I was only there a few days and spent the majority of my time in the company of a couple of different guys - Luis and Andre - both of whom I met online and who between them kindly showed me around the city. Both tried to get me to eat the local delicacy - Chapulines (fried grasshoppers) - but in no way was that ever going to happen. That said, whilst grasshoppers weren't to my taste, the local tomales (tamales oaxaqueños) certainly were and unbelievably delicious... definitely something I am going to want to try to recreate when I return back home in the future.

To break up my 5 night stay I on the 3rd day took a day long tour, the highlight of which was a trip to Hierve el Agua where breathtaking vistas are overlooked by calcified waterfalls and stunning clifftop pools. 

My First Poop (on a Volcano)

On my way back towards Mexico City I stopped off in the city of Morelia so that I could take a day trip to one of the World's youngest volcanoes - Paracutín - and for the first time whilst travelling I decided to keep a bit of a video diary of what happened.

Contains some strong language #SorryNanny

Not a Droove

Sunset in Sayulita
Having spent a few good weeks away from the coast I had forgotten just how debilitating the heat-humidity combo can be and stepping off the bus in Puerto Vallarta it hit me like a ton of bricks. Before my foot even had chance to hit the floor, I was sweating. My light green cotton t-shirt quickly started developing dark patches and I fast became agitated.

With patience set to zero, I hailed an Uber from my phone and was soon picked up by some guy called Miguel who drove me the 20 or so minutes across town to my hostel. 

Given Puerto Vallarta's reputation as a bit of a party town I had expected the hostel to be bustling with young 20-something American's all down here to enjoy the summer Sun. But it was dead. Literally, I arrived and I was the only person there, so I checked-in, showered myself, changed into beachwear and headed to the nearest shop for 6 cans of the coldest beer I could find.

Ignorance is Bliss

Let's say you're thinking about heading to a city you've not been before... How much should you try to find out about said city before arriving? 

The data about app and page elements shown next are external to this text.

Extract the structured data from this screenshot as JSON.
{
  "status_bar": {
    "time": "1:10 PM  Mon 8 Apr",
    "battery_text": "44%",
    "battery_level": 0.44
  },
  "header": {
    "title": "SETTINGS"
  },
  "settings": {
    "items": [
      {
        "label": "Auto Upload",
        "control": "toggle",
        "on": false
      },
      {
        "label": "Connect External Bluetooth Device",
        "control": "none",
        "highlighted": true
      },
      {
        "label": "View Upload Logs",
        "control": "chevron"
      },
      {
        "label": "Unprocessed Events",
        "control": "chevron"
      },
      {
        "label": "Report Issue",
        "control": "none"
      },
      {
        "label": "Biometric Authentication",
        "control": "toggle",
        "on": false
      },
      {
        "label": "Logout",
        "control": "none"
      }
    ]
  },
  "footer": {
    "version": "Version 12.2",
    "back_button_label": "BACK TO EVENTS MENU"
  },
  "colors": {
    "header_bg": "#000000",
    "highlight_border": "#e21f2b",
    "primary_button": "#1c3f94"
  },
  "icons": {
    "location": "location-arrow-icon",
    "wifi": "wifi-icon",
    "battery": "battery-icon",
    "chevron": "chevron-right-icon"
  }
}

Should you maybe buy a guide book? Read up on the city's history and culture? Check out TripAdvisor? Read reviews on restaurants to eat at, places to go and things to do? Or... should you just turn up not knowing a thing and try to find out for yourself?


The first stop of my second leg was the picture-perfect colonial city of Guanajuato which over four days and five nights I will remember I think for its charming streets and my online meets.

The Three Musketeers

Inside the passenger lounge of a bus terminal on the North of Mexico City, something felt not quite right and in between trying to decipher the inaudible announcements blaring out over the loudspeaker, I tried to figure out what that something was. I wasn't hungry or thirsty, I certainly wasn't tired and I didn't need the toilet. So what was it? As I gazed around the room trying to identify whether or not anybody looked suspicious, it hit me. Everybody was with somebody. And I... I was on my own.

For the first time in 5 weeks I was alone. Like totally on my own. I had nobody beside me, nobody to talk to, nobody to annoy, nobody with whom to enjoy the experience or to share the burden. 

Nope. It was just me, myself and I... The three musketeers.